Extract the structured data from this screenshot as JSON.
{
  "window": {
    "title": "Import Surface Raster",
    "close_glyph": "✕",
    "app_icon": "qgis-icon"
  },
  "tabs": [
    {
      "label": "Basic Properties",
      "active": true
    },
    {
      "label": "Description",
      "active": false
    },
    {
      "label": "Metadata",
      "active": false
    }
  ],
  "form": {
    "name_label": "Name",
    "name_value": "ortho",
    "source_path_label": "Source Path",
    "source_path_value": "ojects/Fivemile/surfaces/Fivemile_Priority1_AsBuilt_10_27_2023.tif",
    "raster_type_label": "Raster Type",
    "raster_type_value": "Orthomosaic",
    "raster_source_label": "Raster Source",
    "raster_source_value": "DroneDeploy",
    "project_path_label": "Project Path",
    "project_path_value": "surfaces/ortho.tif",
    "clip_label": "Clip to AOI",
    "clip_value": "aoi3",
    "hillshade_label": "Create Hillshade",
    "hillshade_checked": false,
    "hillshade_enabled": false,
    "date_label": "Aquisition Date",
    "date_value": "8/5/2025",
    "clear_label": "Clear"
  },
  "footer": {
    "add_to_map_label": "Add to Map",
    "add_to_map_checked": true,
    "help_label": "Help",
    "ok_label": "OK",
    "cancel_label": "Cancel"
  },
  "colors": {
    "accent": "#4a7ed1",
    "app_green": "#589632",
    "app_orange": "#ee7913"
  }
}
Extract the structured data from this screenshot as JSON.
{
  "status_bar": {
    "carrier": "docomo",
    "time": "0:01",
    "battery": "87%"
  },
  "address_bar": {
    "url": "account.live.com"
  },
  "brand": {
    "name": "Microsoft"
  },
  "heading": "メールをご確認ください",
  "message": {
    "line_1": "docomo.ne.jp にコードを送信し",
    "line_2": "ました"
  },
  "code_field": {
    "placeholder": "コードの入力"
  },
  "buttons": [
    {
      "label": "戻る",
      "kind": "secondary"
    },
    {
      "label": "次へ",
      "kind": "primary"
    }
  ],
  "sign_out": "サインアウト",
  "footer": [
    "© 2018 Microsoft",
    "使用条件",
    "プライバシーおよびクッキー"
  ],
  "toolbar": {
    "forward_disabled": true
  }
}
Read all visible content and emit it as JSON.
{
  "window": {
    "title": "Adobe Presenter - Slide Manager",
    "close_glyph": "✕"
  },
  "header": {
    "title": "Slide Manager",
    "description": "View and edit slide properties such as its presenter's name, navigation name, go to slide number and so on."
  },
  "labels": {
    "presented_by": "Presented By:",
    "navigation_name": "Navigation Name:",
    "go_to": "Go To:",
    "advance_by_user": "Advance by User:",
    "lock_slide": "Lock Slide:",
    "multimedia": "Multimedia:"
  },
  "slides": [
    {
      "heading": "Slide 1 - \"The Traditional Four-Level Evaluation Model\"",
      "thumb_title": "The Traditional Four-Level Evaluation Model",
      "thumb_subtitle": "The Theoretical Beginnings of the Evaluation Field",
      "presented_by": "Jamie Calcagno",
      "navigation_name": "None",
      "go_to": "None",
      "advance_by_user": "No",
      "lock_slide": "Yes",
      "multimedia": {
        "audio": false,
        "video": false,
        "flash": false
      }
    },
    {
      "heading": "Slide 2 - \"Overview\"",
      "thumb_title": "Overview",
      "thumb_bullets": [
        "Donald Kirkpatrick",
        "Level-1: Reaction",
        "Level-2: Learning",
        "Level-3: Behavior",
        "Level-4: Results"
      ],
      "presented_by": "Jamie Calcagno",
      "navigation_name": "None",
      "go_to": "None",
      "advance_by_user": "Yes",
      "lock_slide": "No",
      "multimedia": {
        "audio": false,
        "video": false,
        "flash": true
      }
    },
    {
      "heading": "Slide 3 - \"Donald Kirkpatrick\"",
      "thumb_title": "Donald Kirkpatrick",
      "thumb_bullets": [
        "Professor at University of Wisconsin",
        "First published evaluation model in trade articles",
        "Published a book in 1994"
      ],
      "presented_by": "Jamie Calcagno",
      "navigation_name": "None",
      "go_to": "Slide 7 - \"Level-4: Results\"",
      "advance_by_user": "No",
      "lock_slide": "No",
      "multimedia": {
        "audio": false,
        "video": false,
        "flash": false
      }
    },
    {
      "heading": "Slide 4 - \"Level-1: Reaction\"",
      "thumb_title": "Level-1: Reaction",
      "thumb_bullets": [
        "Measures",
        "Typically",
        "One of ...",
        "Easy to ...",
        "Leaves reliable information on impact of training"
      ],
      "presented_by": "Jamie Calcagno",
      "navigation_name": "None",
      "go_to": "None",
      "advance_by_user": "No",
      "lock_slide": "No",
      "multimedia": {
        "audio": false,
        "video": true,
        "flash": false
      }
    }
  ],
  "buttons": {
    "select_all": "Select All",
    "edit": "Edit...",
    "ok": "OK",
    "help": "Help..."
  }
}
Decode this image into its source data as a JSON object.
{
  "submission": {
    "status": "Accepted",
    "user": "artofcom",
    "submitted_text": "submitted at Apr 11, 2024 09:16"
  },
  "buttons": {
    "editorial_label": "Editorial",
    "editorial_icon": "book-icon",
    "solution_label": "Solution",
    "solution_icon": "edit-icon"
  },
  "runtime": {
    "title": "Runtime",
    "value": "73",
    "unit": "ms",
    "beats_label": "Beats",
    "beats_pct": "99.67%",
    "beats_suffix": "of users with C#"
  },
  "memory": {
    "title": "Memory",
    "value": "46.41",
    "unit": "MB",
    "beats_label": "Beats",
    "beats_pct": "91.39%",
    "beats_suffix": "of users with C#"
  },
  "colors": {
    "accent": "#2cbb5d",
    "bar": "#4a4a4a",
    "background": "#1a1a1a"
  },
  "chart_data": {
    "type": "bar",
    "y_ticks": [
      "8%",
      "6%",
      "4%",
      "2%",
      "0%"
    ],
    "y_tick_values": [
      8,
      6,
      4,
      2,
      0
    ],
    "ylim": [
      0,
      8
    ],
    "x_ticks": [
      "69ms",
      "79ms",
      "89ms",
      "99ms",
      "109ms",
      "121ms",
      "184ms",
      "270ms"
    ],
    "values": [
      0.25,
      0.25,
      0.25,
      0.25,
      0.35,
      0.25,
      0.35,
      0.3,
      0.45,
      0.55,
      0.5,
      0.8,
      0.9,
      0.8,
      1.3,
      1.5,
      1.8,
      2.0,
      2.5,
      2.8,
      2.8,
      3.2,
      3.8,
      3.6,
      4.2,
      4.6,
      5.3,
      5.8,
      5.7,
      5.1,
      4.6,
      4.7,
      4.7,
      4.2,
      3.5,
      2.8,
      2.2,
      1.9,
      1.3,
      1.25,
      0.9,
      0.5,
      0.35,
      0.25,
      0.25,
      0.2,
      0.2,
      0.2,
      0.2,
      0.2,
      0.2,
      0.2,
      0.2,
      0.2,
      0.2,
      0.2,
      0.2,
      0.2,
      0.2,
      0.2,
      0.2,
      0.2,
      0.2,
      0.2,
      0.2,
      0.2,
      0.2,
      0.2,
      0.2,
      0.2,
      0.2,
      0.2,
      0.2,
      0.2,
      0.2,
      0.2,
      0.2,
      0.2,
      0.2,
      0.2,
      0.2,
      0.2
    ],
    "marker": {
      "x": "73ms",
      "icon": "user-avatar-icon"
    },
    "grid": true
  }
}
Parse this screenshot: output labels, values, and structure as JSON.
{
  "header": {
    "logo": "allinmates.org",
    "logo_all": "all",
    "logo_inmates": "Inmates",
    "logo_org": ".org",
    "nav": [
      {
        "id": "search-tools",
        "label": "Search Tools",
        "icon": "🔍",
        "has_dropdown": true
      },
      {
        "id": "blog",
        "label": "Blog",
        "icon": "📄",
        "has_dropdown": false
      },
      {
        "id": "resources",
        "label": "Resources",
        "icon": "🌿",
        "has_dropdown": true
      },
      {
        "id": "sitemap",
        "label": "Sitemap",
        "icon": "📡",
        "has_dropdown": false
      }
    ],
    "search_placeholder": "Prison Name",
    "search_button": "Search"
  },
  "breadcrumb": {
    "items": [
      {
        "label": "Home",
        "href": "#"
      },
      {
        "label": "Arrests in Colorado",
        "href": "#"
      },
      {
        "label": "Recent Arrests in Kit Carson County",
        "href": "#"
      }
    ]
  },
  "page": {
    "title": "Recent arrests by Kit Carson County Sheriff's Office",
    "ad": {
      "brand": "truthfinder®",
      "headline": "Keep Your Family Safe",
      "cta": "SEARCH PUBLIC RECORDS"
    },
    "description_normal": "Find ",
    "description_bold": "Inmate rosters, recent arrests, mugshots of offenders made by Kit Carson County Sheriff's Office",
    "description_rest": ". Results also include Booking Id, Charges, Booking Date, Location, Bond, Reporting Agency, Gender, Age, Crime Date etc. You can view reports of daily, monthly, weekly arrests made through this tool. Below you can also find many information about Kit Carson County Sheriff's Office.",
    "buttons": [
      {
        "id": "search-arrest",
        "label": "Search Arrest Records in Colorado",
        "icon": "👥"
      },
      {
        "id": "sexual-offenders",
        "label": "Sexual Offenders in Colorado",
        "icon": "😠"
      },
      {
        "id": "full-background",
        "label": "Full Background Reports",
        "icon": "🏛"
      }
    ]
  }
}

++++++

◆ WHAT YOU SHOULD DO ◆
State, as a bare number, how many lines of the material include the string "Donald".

◆ RESPONSE TO THIS EXERCISE ◆
3